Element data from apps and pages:
+++++

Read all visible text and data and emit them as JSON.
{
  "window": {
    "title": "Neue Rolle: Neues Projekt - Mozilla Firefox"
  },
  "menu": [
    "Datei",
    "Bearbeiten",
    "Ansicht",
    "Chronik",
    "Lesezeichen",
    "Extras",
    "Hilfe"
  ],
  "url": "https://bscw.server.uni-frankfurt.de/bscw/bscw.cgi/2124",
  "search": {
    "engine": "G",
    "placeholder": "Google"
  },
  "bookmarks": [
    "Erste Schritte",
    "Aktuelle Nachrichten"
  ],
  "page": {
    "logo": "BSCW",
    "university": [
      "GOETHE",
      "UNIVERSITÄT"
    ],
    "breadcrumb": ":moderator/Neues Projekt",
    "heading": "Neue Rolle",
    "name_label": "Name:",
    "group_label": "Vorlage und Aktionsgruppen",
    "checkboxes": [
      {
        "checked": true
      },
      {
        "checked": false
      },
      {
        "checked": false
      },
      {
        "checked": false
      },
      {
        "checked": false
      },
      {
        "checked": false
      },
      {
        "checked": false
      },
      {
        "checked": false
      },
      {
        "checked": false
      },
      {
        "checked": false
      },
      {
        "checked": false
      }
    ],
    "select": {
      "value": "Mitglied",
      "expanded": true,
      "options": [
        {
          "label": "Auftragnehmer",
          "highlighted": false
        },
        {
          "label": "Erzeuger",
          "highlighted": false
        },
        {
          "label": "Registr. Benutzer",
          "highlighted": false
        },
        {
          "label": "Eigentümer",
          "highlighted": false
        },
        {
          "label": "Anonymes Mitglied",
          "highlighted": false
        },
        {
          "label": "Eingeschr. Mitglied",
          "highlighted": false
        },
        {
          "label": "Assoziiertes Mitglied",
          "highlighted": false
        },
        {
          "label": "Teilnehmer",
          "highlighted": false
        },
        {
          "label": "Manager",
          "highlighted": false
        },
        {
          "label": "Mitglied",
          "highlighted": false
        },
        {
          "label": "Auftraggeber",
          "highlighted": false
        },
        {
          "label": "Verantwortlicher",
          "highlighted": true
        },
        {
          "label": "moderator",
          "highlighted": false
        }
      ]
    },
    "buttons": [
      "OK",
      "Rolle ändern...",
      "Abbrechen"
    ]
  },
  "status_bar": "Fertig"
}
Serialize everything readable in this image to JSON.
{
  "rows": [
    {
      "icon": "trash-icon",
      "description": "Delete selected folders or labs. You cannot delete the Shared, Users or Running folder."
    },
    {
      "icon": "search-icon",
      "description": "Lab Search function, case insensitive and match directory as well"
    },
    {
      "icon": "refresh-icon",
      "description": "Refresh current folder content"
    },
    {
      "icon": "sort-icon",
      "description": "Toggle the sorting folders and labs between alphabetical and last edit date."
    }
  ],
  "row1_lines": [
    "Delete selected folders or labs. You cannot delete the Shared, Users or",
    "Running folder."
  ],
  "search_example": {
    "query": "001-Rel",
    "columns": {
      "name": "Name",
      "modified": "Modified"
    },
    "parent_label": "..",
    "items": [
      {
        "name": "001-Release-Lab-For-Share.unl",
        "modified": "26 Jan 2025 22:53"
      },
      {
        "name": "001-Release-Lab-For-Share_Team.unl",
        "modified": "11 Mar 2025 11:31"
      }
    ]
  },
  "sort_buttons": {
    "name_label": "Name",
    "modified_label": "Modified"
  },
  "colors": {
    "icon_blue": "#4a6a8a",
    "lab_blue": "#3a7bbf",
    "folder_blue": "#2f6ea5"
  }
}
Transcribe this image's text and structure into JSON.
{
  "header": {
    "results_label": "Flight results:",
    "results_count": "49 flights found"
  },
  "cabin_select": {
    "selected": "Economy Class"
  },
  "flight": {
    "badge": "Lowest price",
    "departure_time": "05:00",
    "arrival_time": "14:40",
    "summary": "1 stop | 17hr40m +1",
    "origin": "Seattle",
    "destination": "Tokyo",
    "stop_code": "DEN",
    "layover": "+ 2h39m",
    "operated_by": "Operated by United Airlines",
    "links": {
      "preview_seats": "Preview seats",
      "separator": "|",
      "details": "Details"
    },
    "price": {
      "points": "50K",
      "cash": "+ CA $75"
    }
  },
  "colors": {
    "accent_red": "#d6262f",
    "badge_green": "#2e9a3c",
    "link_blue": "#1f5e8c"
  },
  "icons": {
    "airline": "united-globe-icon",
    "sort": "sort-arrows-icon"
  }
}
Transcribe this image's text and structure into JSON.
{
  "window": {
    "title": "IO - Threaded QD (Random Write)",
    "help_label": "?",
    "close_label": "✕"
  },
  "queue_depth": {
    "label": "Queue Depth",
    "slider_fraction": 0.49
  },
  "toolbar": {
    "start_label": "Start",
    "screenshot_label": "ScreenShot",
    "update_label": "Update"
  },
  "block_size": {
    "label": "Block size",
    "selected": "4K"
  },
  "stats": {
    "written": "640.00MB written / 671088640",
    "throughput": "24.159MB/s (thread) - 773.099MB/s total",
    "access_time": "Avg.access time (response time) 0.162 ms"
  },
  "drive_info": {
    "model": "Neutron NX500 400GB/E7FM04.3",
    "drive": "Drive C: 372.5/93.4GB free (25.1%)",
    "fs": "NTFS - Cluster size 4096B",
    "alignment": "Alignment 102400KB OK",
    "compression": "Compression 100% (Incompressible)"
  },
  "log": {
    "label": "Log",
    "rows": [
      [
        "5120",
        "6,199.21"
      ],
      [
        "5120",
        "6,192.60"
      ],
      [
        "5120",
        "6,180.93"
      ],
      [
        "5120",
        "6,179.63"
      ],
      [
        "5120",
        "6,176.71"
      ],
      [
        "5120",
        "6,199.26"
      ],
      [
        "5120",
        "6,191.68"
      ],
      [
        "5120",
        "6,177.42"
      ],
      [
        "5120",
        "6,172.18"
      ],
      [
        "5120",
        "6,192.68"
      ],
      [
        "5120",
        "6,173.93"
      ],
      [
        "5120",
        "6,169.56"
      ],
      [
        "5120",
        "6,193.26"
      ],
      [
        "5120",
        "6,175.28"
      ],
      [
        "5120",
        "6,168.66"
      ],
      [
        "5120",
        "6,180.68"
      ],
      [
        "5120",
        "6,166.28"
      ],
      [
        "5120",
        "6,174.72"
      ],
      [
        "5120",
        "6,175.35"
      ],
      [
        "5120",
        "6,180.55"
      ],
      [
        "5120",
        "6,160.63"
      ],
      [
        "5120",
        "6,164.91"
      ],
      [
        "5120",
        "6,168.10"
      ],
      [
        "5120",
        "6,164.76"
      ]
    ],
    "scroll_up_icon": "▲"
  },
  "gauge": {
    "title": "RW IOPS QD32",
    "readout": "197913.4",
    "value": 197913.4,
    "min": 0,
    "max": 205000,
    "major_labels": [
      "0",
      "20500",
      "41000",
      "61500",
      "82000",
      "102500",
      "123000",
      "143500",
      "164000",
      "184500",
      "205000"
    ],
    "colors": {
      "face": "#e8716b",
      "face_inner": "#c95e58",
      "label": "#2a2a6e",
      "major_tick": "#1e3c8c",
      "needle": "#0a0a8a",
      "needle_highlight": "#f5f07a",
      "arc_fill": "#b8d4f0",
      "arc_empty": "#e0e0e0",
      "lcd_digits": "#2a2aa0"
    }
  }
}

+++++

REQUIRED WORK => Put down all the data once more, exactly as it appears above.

SOLUTION =>
Read all visible text and data and emit them as JSON.
{
  "window": {
    "title": "Neue Rolle: Neues Projekt - Mozilla Firefox"
  },
  "menu": [
    "Datei",
    "Bearbeiten",
    "Ansicht",
    "Chronik",
    "Lesezeichen",
    "Extras",
    "Hilfe"
  ],
  "url": "https://bscw.server.uni-frankfurt.de/bscw/bscw.cgi/2124",
  "search": {
    "engine": "G",
    "placeholder": "Google"
  },
  "bookmarks": [
    "Erste Schritte",
    "Aktuelle Nachrichten"
  ],
  "page": {
    "logo": "BSCW",
    "university": [
      "GOETHE",
      "UNIVERSITÄT"
    ],
    "breadcrumb": ":moderator/Neues Projekt",
    "heading": "Neue Rolle",
    "name_label": "Name:",
    "group_label": "Vorlage und Aktionsgruppen",
    "checkboxes": [
      {
        "checked": true
      },
      {
        "checked": false
      },
      {
        "checked": false
      },
      {
        "checked": false
      },
      {
        "checked": false
      },
      {
        "checked": false
      },
      {
        "checked": false
      },
      {
        "checked": false
      },
      {
        "checked": false
      },
      {
        "checked": false
      },
      {
        "checked": false
      }
    ],
    "select": {
      "value": "Mitglied",
      "expanded": true,
      "options": [
        {
          "label": "Auftragnehmer",
          "highlighted": false
        },
        {
          "label": "Erzeuger",
          "highlighted": false
        },
        {
          "label": "Registr. Benutzer",
          "highlighted": false
        },
        {
          "label": "Eigentümer",
          "highlighted": false
        },
        {
          "label": "Anonymes Mitglied",
          "highlighted": false
        },
        {
          "label": "Eingeschr. Mitglied",
          "highlighted": false
        },
        {
          "label": "Assoziiertes Mitglied",
          "highlighted": false
        },
        {
          "label": "Teilnehmer",
          "highlighted": false
        },
        {
          "label": "Manager",
          "highlighted": false
        },
        {
          "label": "Mitglied",
          "highlighted": false
        },
        {
          "label": "Auftraggeber",
          "highlighted": false
        },
        {
          "label": "Verantwortlicher",
          "highlighted": true
        },
        {
          "label": "moderator",
          "highlighted": false
        }
      ]
    },
    "buttons": [
      "OK",
      "Rolle ändern...",
      "Abbrechen"
    ]
  },
  "status_bar": "Fertig"
}
Serialize everything readable in this image to JSON.
{
  "rows": [
    {
      "icon": "trash-icon",
      "description": "Delete selected folders or labs. You cannot delete the Shared, Users or Running folder."
    },
    {
      "icon": "search-icon",
      "description": "Lab Search function, case insensitive and match directory as well"
    },
    {
      "icon": "refresh-icon",
      "description": "Refresh current folder content"
    },
    {
      "icon": "sort-icon",
      "description": "Toggle the sorting folders and labs between alphabetical and last edit date."
    }
  ],
  "row1_lines": [
    "Delete selected folders or labs. You cannot delete the Shared, Users or",
    "Running folder."
  ],
  "search_example": {
    "query": "001-Rel",
    "columns": {
      "name": "Name",
      "modified": "Modified"
    },
    "parent_label": "..",
    "items": [
      {
        "name": "001-Release-Lab-For-Share.unl",
        "modified": "26 Jan 2025 22:53"
      },
      {
        "name": "001-Release-Lab-For-Share_Team.unl",
        "modified": "11 Mar 2025 11:31"
      }
    ]
  },
  "sort_buttons": {
    "name_label": "Name",
    "modified_label": "Modified"
  },
  "colors": {
    "icon_blue": "#4a6a8a",
    "lab_blue": "#3a7bbf",
    "folder_blue": "#2f6ea5"
  }
}
Transcribe this image's text and structure into JSON.
{
  "header": {
    "results_label": "Flight results:",
    "results_count": "49 flights found"
  },
  "cabin_select": {
    "selected": "Economy Class"
  },
  "flight": {
    "badge": "Lowest price",
    "departure_time": "05:00",
    "arrival_time": "14:40",
    "summary": "1 stop | 17hr40m +1",
    "origin": "Seattle",
    "destination": "Tokyo",
    "stop_code": "DEN",
    "layover": "+ 2h39m",
    "operated_by": "Operated by United Airlines",
    "links": {
      "preview_seats": "Preview seats",
      "separator": "|",
      "details": "Details"
    },
    "price": {
      "points": "50K",
      "cash": "+ CA $75"
    }
  },
  "colors": {
    "accent_red": "#d6262f",
    "badge_green": "#2e9a3c",
    "link_blue": "#1f5e8c"
  },
  "icons": {
    "airline": "united-globe-icon",
    "sort": "sort-arrows-icon"
  }
}
Transcribe this image's text and structure into JSON.
{
  "window": {
    "title": "IO - Threaded QD (Random Write)",
    "help_label": "?",
    "close_label": "✕"
  },
  "queue_depth": {
    "label": "Queue Depth",
    "slider_fraction": 0.49
  },
  "toolbar": {
    "start_label": "Start",
    "screenshot_label": "ScreenShot",
    "update_label": "Update"
  },
  "block_size": {
    "label": "Block size",
    "selected": "4K"
  },
  "stats": {
    "written": "640.00MB written / 671088640",
    "throughput": "24.159MB/s (thread) - 773.099MB/s total",
    "access_time": "Avg.access time (response time) 0.162 ms"
  },
  "drive_info": {
    "model": "Neutron NX500 400GB/E7FM04.3",
    "drive": "Drive C: 372.5/93.4GB free (25.1%)",
    "fs": "NTFS - Cluster size 4096B",
    "alignment": "Alignment 102400KB OK",
    "compression": "Compression 100% (Incompressible)"
  },
  "log": {
    "label": "Log",
    "rows": [
      [
        "5120",
        "6,199.21"
      ],
      [
        "5120",
        "6,192.60"
      ],
      [
        "5120",
        "6,180.93"
      ],
      [
        "5120",
        "6,179.63"
      ],
      [
        "5120",
        "6,176.71"
      ],
      [
        "5120",
        "6,199.26"
      ],
      [
        "5120",
        "6,191.68"
      ],
      [
        "5120",
        "6,177.42"
      ],
      [
        "5120",
        "6,172.18"
      ],
      [
        "5120",
        "6,192.68"
      ],
      [
        "5120",
        "6,173.93"
      ],
      [
        "5120",
        "6,169.56"
      ],
      [
        "5120",
        "6,193.26"
      ],
      [
        "5120",
        "6,175.28"
      ],
      [
        "5120",
        "6,168.66"
      ],
      [
        "5120",
        "6,180.68"
      ],
      [
        "5120",
        "6,166.28"
      ],
      [
        "5120",
        "6,174.72"
      ],
      [
        "5120",
        "6,175.35"
      ],
      [
        "5120",
        "6,180.55"
      ],
      [
        "5120",
        "6,160.63"
      ],
      [
        "5120",
        "6,164.91"
      ],
      [
        "5120",
        "6,168.10"
      ],
      [
        "5120",
        "6,164.76"
      ]
    ],
    "scroll_up_icon": "▲"
  },
  "gauge": {
    "title": "RW IOPS QD32",
    "readout": "197913.4",
    "value": 197913.4,
    "min": 0,
    "max": 205000,
    "major_labels": [
      "0",
      "20500",
      "41000",
      "61500",
      "82000",
      "102500",
      "123000",
      "143500",
      "164000",
      "184500",
      "205000"
    ],
    "colors": {
      "face": "#e8716b",
      "face_inner": "#c95e58",
      "label": "#2a2a6e",
      "major_tick": "#1e3c8c",
      "needle": "#0a0a8a",
      "needle_highlight": "#f5f07a",
      "arc_fill": "#b8d4f0",
      "arc_empty": "#e0e0e0",
      "lcd_digits": "#2a2aa0"
    }
  }
}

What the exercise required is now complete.